Gümüslük Bay has some of the best views across the entire region of southern Turkey. Nestled at the end of a peninsular that curves around the ocean, what's left behind is a secluded bay with a hidden island in the middle known as Rabbit Island. Founded on the remains of the ancient city of Myndos, visitors often come to explore the remains of the foundations of buildings that can be seen poking above the knee-deep water surrounding Rabbit Island. The entire area has been protected, which means over-tourism hasn't caused the area of Gümüslük to decay like many other sites across Europe, but it is well known for the incredible food scene that can be found here. In fact, most visits heading to Gümüslük will make a beeline straight for the fresh fish restaurants dotting the beachfront, all of which offer endless views of the ocean.
First built during the early 1400s but the Knights Hospitaller, Bodrum Castle is also known as St. Peter's castle, having been dedicated to the saint. The castle was built during Tamerland's Mongol invasion which began in 1402, using a combination of marble and stones taken from Mausolus' famous Mausoleum, which had collapsed earlier following an earthquake. The castle was based on Rhodes, and the surrounding city was also adapted to fit in with the new style – including the name of the city, changed from Halicarnassus to Petronium, referring again to St. Peter. New defensive measures were added right up until 1522, including moats and walls, until Süleyman the Magnificent captured Rhodes and the Knights were forced to surrender the castle.

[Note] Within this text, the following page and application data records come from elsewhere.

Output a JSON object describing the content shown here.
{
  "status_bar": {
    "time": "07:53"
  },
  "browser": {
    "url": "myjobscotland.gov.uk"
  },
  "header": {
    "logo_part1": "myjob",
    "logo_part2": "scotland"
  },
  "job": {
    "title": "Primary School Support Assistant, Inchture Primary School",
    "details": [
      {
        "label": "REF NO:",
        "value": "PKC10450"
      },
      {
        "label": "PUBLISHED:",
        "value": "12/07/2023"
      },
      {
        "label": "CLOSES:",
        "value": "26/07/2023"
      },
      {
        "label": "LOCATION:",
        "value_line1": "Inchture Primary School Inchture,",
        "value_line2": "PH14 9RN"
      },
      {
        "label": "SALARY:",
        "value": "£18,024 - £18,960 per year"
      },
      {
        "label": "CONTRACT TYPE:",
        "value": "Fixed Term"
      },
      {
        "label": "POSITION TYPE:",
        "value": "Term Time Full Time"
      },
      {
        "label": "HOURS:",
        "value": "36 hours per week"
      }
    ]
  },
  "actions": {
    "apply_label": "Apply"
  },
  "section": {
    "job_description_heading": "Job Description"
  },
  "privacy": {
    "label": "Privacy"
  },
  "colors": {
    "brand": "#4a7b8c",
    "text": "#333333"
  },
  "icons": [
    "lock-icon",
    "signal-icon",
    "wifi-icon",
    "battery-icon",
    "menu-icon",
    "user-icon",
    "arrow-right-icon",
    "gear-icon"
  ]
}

The Maritime museum in Bodrum is a fairly small one, but it packs a punch. Spread across two floors, the exhibitions here look at the history of the maritime industry in Turkey, and especially in Bodrum. These include scale models of boats, and a video showcasing the traditional "Bodrum-type" boat building, as well as more than a notable mention of local writer Cevat Sakir Kabaagaçli, known as the Fisherman of Halicarnassus.
Nestled just above the marina is the restored Ottoman shipyard, part of a complete rebuilding and restoration process following a Russian attack in 1770. The new shipyard was completely fortified against pirate attacks that were common during the 17 and 1800s, and today the abandoned shipyard is used to host art exhibits. In addition, there are a number of old tombstone that date back at least a thousand years, when the Latin alphabet first began replacing Arabic-based eski yazn.
Another beautifully olden site, the Ancient Theatre in Bodrum is set high above the town which is typical of theatres built in the medieval times, notably because that way, if the show was boring, visitors could simply admire the views instead. First built during the 4th century B.C., it was originally designed to hold 5000 spectators although 700 years later this was extended to coincide with the interest in gladiator contests.
Known locally and internationally as one of the most beautiful spots in all of Bodrum, it's the best spot in the area to find a luxury holiday rental where travellers can sit back and admire the stunning cove, golden sand beaches lining the turquoise ocean, and palm trees swaying in the breeze. A hidden gem in the region, it's secluded and private – away from the hustle and bustle of the tourists.